_WORK TASK_
Copy every line of the data that includes the string "control".

Start of GIVEN DATA

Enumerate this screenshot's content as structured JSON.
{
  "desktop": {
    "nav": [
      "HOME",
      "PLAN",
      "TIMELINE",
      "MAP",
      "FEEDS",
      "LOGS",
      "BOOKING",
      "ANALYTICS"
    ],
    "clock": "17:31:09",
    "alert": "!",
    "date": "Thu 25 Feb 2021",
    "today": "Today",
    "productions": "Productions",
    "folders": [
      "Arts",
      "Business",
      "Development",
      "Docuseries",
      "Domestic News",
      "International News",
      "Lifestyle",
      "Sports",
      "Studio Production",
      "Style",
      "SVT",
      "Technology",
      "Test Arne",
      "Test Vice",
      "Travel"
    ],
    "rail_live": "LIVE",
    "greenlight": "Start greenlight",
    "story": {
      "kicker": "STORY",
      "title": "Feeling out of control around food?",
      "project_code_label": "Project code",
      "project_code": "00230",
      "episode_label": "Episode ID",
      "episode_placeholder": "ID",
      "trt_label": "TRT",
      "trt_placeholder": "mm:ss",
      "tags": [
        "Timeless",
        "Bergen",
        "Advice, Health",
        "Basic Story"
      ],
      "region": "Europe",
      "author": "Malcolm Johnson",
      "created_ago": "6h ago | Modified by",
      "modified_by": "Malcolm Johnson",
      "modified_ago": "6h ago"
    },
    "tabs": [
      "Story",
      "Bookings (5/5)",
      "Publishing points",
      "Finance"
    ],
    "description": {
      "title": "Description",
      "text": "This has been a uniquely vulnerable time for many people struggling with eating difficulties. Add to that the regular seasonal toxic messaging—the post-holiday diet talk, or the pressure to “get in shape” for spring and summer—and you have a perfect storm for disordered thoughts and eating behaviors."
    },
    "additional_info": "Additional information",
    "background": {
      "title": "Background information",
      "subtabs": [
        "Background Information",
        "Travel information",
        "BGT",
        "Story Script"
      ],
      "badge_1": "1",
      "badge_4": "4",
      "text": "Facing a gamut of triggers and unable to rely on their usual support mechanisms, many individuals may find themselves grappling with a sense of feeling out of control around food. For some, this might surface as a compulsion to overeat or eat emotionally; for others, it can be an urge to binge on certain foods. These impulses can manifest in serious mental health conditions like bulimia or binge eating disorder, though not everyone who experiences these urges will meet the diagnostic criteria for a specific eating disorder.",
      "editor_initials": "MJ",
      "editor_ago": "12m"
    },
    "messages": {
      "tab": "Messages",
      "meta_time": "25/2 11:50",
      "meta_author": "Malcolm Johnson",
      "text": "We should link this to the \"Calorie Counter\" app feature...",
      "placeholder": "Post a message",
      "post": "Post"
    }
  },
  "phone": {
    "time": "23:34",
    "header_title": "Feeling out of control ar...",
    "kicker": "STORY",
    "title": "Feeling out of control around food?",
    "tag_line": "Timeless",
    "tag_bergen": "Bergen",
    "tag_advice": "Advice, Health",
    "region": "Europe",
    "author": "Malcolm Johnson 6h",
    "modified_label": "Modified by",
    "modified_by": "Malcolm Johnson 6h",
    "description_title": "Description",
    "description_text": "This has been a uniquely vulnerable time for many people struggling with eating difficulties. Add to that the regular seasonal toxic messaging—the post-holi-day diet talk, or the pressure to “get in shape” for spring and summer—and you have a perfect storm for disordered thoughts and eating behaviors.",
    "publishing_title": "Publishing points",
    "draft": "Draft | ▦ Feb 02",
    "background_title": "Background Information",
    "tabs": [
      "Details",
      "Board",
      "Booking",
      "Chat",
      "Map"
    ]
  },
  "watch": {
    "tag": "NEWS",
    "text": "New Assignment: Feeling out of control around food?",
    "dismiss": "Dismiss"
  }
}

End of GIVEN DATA

_TASK SOLUTION_
      "title": "Feeling out of control around food?",
      "text": "Facing a gamut of triggers and unable to rely on their usual support mechanisms, many individuals may find themselves grappling with a sense of feeling out of control around food. For some, this might surface as a compulsion to overeat or eat emotionally; for others, it can be an urge to binge on certain foods. These impulses can manifest in serious mental health conditions like bulimia or binge eating disorder, though not everyone who experiences these urges will meet the diagnostic criteria for a specific eating disorder.",
    "header_title": "Feeling out of control ar...",
    "title": "Feeling out of control around food?",
    "text": "New Assignment: Feeling out of control around food?",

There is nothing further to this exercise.